Natasha Sarkar
  • Natasha Sarkar

    Teacher, Inner City Youth Development Association
  • CEE-Change Fellow
  • 2021

Natasha (she/her) chases mountains—no plans, just her and the wildlife that live on them. She enjoys hiking and being with people who feel a connection to nature. It’s no surprise she’d travel to any forest path hidden in an urban landscape that has the sights, smells and sounds of being transported away—think any of the green spaces in Alberta, British Columbia, Texas, Indiana, New York or Washington. She’s also been spotted in rural paddy fields in Eastern India, among Zen gardens in Japan, ancient caves in New Zealand and even in the middle of the Pacific Ocean!

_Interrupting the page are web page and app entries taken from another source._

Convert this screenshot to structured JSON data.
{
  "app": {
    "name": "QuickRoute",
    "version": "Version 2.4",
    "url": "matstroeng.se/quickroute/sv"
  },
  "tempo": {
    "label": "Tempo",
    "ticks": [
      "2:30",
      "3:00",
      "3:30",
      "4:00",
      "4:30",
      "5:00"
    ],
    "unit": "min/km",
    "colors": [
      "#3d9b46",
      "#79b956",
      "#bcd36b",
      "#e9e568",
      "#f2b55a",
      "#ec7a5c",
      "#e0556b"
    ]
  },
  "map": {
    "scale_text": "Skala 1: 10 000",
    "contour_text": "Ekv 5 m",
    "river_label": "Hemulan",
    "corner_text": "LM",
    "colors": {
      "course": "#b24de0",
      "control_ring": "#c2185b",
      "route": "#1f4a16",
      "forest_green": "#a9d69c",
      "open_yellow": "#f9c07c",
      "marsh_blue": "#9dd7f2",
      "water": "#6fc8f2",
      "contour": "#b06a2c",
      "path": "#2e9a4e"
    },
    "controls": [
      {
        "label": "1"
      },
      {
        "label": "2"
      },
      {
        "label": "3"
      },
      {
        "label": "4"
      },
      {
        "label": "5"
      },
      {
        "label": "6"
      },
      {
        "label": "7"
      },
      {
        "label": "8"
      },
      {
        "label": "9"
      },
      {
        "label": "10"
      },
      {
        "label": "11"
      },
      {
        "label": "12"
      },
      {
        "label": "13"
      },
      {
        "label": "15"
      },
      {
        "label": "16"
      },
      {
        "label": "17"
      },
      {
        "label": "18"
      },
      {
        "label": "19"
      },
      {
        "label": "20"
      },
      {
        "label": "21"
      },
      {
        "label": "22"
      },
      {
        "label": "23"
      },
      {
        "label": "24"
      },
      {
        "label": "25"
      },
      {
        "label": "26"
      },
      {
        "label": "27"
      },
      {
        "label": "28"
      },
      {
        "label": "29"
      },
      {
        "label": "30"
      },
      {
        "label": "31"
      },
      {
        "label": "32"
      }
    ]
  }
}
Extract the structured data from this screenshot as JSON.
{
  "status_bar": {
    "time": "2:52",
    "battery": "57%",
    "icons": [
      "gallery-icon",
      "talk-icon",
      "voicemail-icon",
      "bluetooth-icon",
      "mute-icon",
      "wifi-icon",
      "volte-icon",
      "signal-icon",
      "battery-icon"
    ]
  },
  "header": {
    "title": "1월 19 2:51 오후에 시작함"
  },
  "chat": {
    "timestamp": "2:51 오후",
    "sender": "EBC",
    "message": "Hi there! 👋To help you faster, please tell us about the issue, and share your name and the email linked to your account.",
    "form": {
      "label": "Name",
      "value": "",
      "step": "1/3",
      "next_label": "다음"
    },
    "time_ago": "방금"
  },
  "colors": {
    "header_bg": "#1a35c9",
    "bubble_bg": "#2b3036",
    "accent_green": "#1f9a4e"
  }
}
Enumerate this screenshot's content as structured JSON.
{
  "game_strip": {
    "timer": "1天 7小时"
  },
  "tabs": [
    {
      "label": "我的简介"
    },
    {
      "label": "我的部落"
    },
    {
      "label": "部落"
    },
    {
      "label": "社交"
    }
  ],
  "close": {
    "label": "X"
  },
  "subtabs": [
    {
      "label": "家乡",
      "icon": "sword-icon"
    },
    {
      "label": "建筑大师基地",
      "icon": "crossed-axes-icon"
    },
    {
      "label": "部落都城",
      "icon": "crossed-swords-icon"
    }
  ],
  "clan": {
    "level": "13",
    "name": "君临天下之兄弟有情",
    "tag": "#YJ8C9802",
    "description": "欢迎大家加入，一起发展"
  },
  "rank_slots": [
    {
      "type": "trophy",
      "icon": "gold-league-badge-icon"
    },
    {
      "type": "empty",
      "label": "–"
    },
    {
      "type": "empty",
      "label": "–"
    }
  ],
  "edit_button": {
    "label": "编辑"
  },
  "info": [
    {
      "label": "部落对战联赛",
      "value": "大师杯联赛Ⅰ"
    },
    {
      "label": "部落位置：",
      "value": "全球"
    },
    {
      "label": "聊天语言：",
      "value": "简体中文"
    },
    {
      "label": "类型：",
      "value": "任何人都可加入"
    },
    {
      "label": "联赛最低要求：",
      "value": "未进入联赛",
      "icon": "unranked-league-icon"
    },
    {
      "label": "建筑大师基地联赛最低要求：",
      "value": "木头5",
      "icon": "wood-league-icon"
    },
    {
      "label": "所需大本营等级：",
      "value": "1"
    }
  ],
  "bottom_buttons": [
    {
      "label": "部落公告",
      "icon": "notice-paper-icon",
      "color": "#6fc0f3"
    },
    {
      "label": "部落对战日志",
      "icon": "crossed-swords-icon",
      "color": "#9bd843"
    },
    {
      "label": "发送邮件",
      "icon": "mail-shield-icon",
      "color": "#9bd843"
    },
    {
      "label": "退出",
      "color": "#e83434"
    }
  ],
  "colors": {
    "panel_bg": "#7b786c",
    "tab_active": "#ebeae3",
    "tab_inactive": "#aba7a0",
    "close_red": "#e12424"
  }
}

The Four Directions Healing Garden Project

The Project
This student-led project is to design and implement a sustainable garden/healing space with Alberta native plant species in consultation with traditional Indigenous Elders from our community. Medicines and sacred plants such as Cedar, Tobacco, Sage and Sweetgrass may be planted. This garden will commemorate Canada’s Residential School history and honor the survivors with intergenerational trauma who make up our student body. The Healing Garden will contain a ‘Prayer Tree’, to be decorated with names of deceased victims of trauma from Indian Residential schools. Students will work with me, their Social Studies teacher, and learn grant writing skills, about building partnerships in the community, with design experts and horticulturalists, to create a landscape that beautifies our school grounds sustainably.


Engage students to demonstrate their resilience, and to address immediate grief students are feeling considering the discoveries of thousands of unmarked graves at multiple Residential Schools. Working over the course of the school year will allow students to educate themselves and incorporate aspects of language and culture revitalization.

Long Term Goals
Longer term goals include giving students a chance to (re)connect to their unique culture, process grief, become experts in the native horticulture of our area, and beautify space in a sustainable way.

  • First, a Healing Garden Advisory Committee will be formed in September with students and our resident Elder. This committee will meet once or twice weekly to discuss project planning and action steps that students will lead.
  • Second, during October-March, research and selection of a landscaping company that has expertise to help us understand the space in which we want to put our Healing Garden. We will reach out to horticulturalists who could advise us how to use planters to create sustainable urban spaces with plants native to our area. Research into ways the Alberta Native Plants Council, The Edmonton Horticultural Society and Garden Clubs might help support us will also be conducted by students. Students will write posts for social media and grants and explore funding opportunities.
  • Third, students will travel off site to visit and learn about traditional plants in October and April to visit a Healing Garden to gain knowledge, ideas and inspiration. Planting and preparation of soil will be undertaken before winter.
  • Fourth, plants will be selected in the spring (perhaps winter) and planted with the help of our landscaping partner.
  • Fifth, students will plan and lead a Community Celebration in May or June to reveal our Healing Garden and speak about the significance of the project.